There were several variables involved in the fall of the Roman Empire. Most events in history can be attributed to several small things, decisions, people and/ or events which eventually erodes away something which seems invincible
Rome's empire had grown so large it was difficult for one ruler to run it efficiently. It had been split up into east(Byzantine) and western sections ruled over by separate rulers.
Decadence also played a part, as did the invasion of the tribes from the north.
The economy was in trouble as problems such as inflation played a part.
The rise of prominent religions such as Christianity and Islam.Source(s): http://ancient/ history,about.com
- ?Lv 45 years ago
1. Economic troubles- when the emperor trying was making the army/military happy he paid them a lot, putting more taxes on the people which caused most of them (the wealthy) to flee to the countryside and set up their own little "kingdoms". 2. Military overspending- As I have said, gave the military more money to stay loyal.
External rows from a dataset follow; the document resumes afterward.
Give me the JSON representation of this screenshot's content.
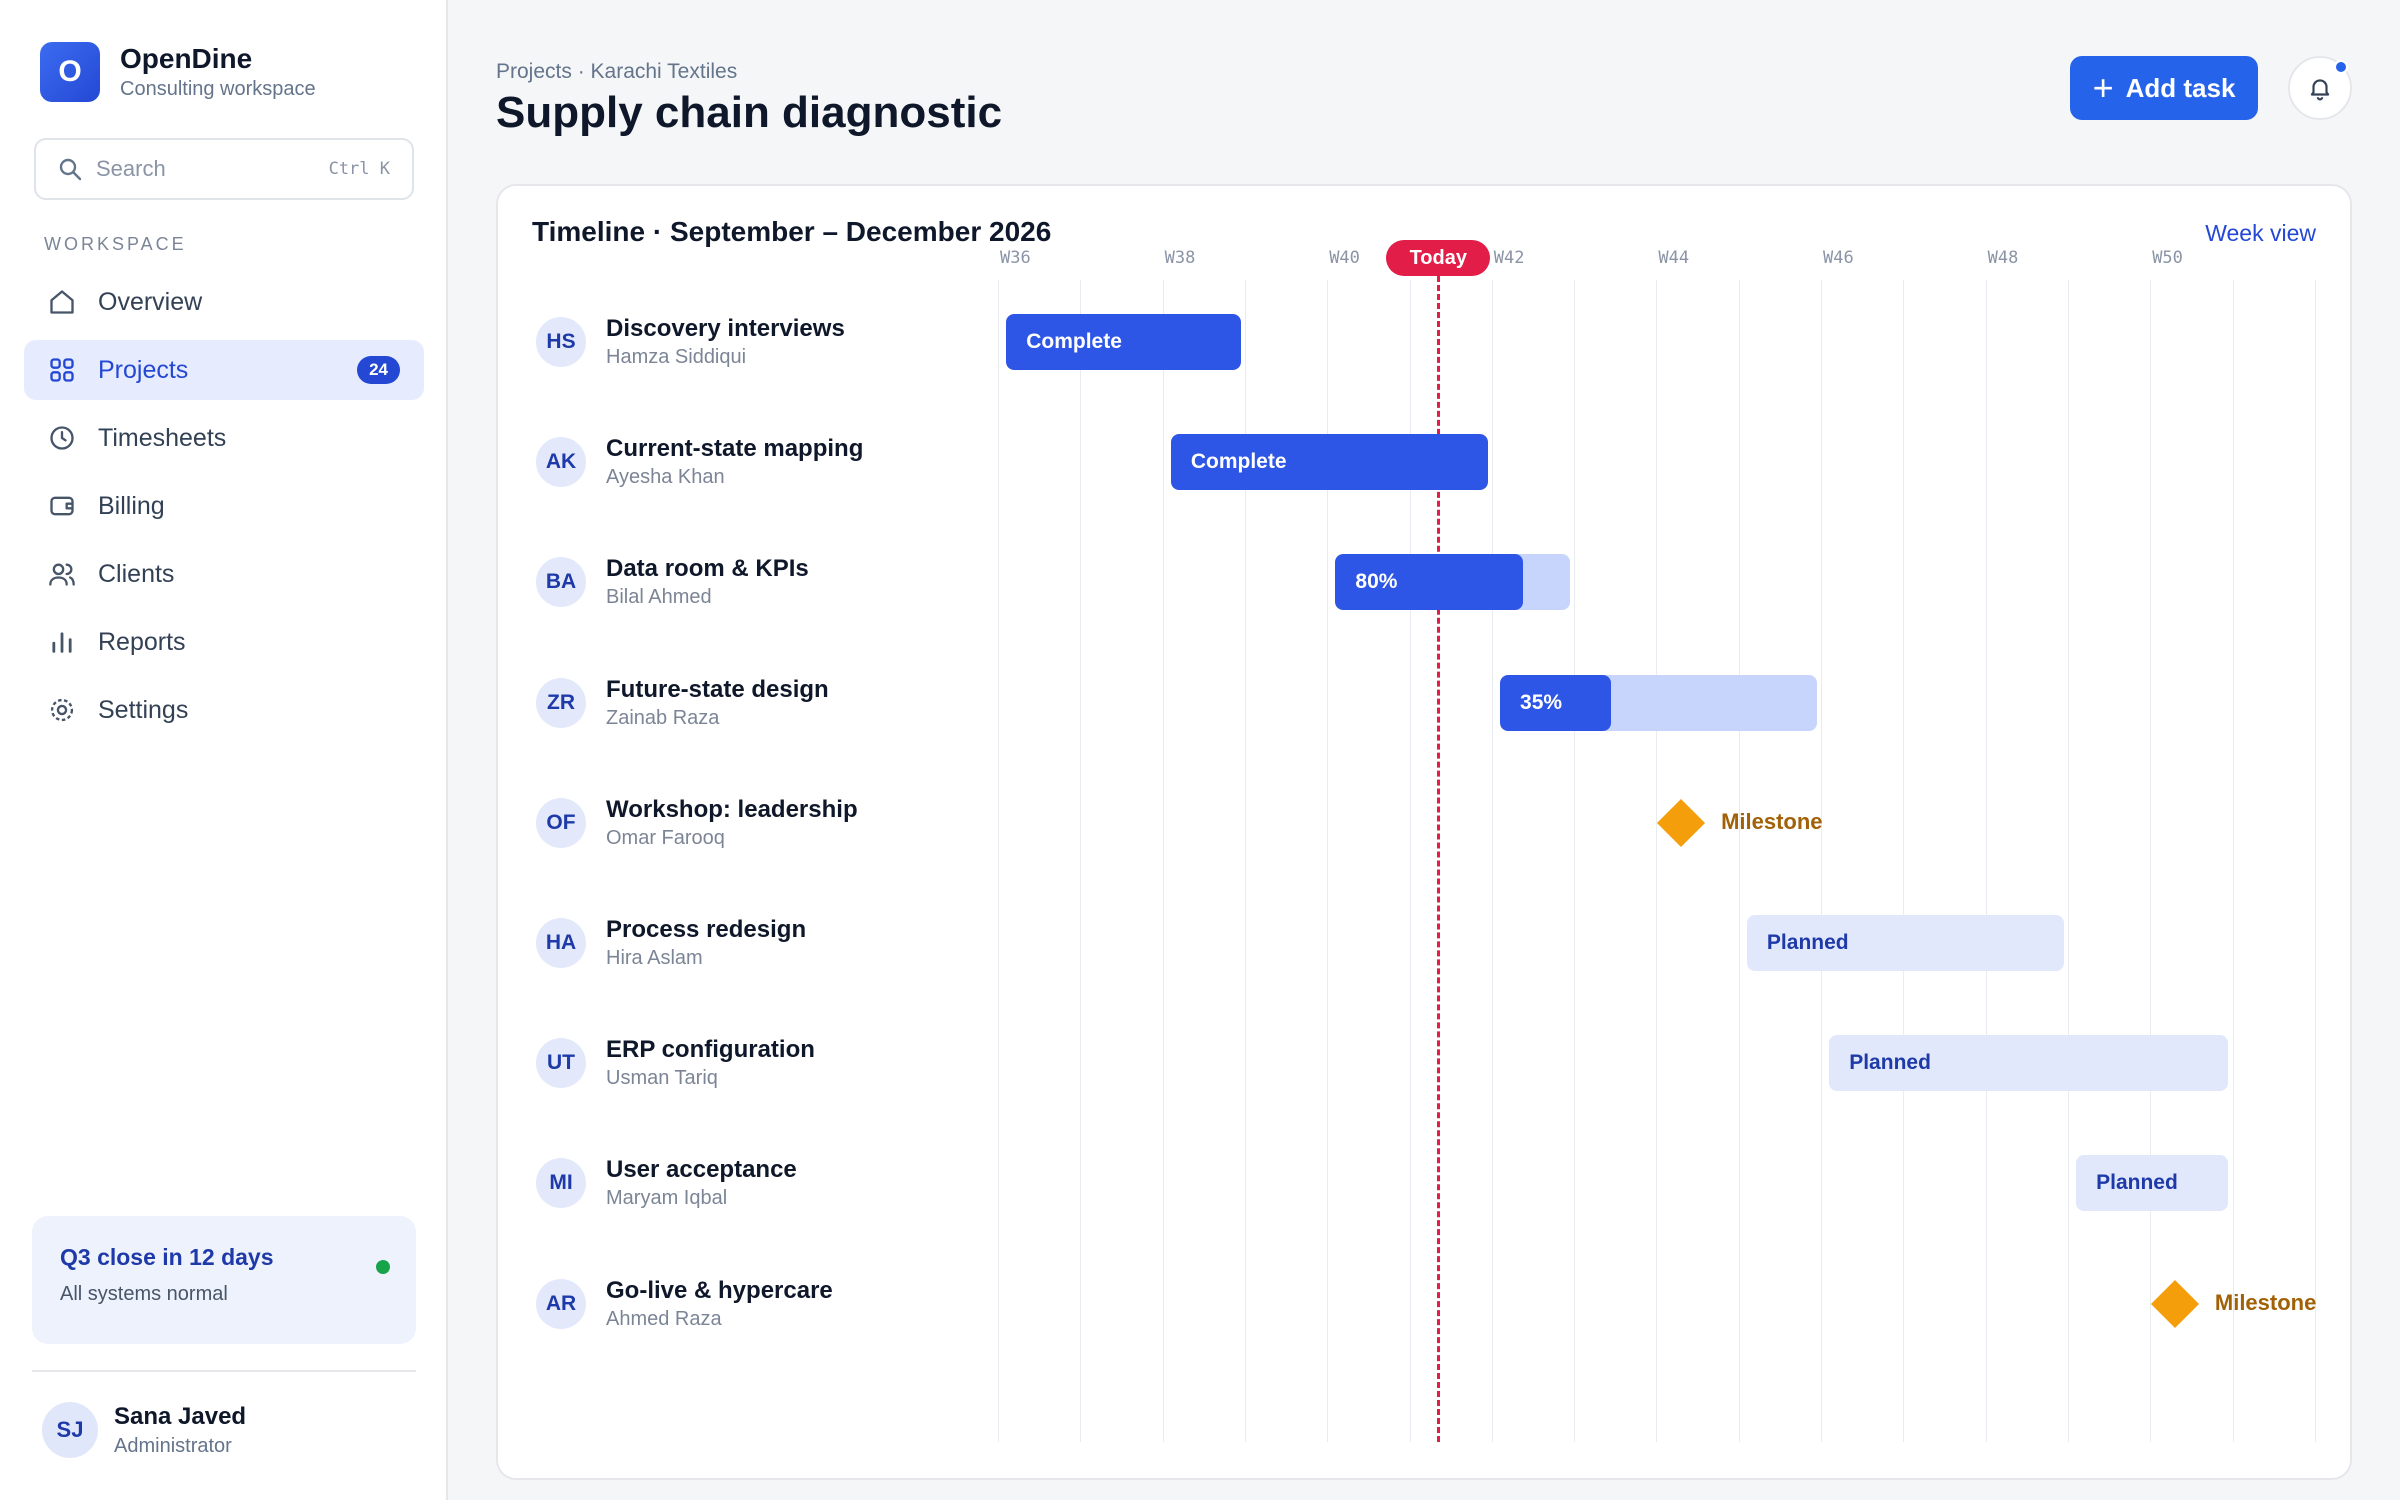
{
  "brand": {
    "logo_letter": "O",
    "name": "OpenDine",
    "subtitle": "Consulting workspace"
  },
  "search": {
    "placeholder": "Search",
    "shortcut": "Ctrl K"
  },
  "sidebar": {
    "section_label": "WORKSPACE",
    "items": [
      {
        "label": "Overview",
        "icon": "home-icon"
      },
      {
        "label": "Projects",
        "icon": "grid-icon",
        "badge": "24",
        "active": true
      },
      {
        "label": "Timesheets",
        "icon": "clock-icon"
      },
      {
        "label": "Billing",
        "icon": "wallet-icon"
      },
      {
        "label": "Clients",
        "icon": "users-icon"
      },
      {
        "label": "Reports",
        "icon": "bar-chart-icon"
      },
      {
        "label": "Settings",
        "icon": "gear-icon"
      }
    ],
    "status": {
      "title": "Q3 close in 12 days",
      "subtitle": "All systems normal",
      "dot_color": "#16a34a"
    },
    "user": {
      "initials": "SJ",
      "name": "Sana Javed",
      "role": "Administrator"
    }
  },
  "header": {
    "breadcrumb": "Projects · Karachi Textiles",
    "title": "Supply chain diagnostic",
    "add_button": "Add task",
    "accent": "#2563eb"
  },
  "timeline": {
    "title": "Timeline · September – December 2026",
    "view_link": "Week view",
    "today_label": "Today",
    "week_labels": [
      "W36",
      "W38",
      "W40",
      "W42",
      "W44",
      "W46",
      "W48",
      "W50"
    ],
    "tasks": [
      {
        "initials": "HS",
        "name": "Discovery interviews",
        "owner": "Hamza Siddiqui",
        "kind": "bar",
        "start_week": 36.1,
        "end_week": 38.95,
        "progress": 1.0,
        "label": "Complete"
      },
      {
        "initials": "AK",
        "name": "Current-state mapping",
        "owner": "Ayesha Khan",
        "kind": "bar",
        "start_week": 38.1,
        "end_week": 41.95,
        "progress": 1.0,
        "label": "Complete"
      },
      {
        "initials": "BA",
        "name": "Data room & KPIs",
        "owner": "Bilal Ahmed",
        "kind": "bar",
        "start_week": 40.1,
        "end_week": 42.95,
        "progress": 0.8,
        "label": "80%"
      },
      {
        "initials": "ZR",
        "name": "Future-state design",
        "owner": "Zainab Raza",
        "kind": "bar",
        "start_week": 42.1,
        "end_week": 45.95,
        "progress": 0.35,
        "label": "35%"
      },
      {
        "initials": "OF",
        "name": "Workshop: leadership",
        "owner": "Omar Farooq",
        "kind": "milestone",
        "week": 44.3,
        "label": "Milestone"
      },
      {
        "initials": "HA",
        "name": "Process redesign",
        "owner": "Hira Aslam",
        "kind": "bar",
        "start_week": 45.1,
        "end_week": 48.95,
        "progress": 0,
        "label": "Planned"
      },
      {
        "initials": "UT",
        "name": "ERP configuration",
        "owner": "Usman Tariq",
        "kind": "bar",
        "start_week": 46.1,
        "end_week": 50.95,
        "progress": 0,
        "label": "Planned"
      },
      {
        "initials": "MI",
        "name": "User acceptance",
        "owner": "Maryam Iqbal",
        "kind": "bar",
        "start_week": 49.1,
        "end_week": 50.95,
        "progress": 0,
        "label": "Planned"
      },
      {
        "initials": "AR",
        "name": "Go-live & hypercare",
        "owner": "Ahmed Raza",
        "kind": "milestone",
        "week": 50.3,
        "label": "Milestone"
      }
    ],
    "today_week": 41.35,
    "colors": {
      "done": "#2d55e6",
      "remaining": "#c7d4fb",
      "planned": "#e2e8fc",
      "milestone": "#f59e0b",
      "today": "#e11d48"
    }
  }
}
They also struggled to keep the military in order, and last of all couldn't communcate with each other fast enough to manage all the land they had. Hope this helped! 😃
- 1 decade ago
The fall of the roman empire can attributed to several things rather than one particular thing. Poor rulers whom the people hated, mass wealth differences between the many poor and the few rich, and the people were split due to religious differences.
- 1 decade ago
internal corruption. the loss of what it meant to be roman. germanic invasions. lead poisoning.Source(s): AP world student and wrote two papers on rome getting an A+ on each and plans on possibly becoming a Roman historian